■ BRIEF:
Copy out each line containing "this" from the entries below.

■ SUPPLIED RECORDS:
****************
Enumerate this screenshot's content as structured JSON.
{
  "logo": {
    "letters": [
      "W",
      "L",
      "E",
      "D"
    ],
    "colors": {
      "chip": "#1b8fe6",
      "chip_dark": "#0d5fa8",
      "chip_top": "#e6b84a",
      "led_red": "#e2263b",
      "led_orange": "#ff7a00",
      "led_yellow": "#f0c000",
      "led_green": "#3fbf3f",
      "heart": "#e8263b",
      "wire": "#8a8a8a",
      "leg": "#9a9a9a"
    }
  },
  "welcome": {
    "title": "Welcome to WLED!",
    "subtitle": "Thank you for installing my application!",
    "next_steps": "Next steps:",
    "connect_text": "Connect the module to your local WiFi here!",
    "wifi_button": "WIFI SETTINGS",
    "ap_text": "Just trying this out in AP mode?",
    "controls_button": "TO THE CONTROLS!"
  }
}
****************
■ ANSWER SECTION:
Enumerate this screenshot's content as structured JSON.
    "ap_text": "Just trying this out in AP mode?",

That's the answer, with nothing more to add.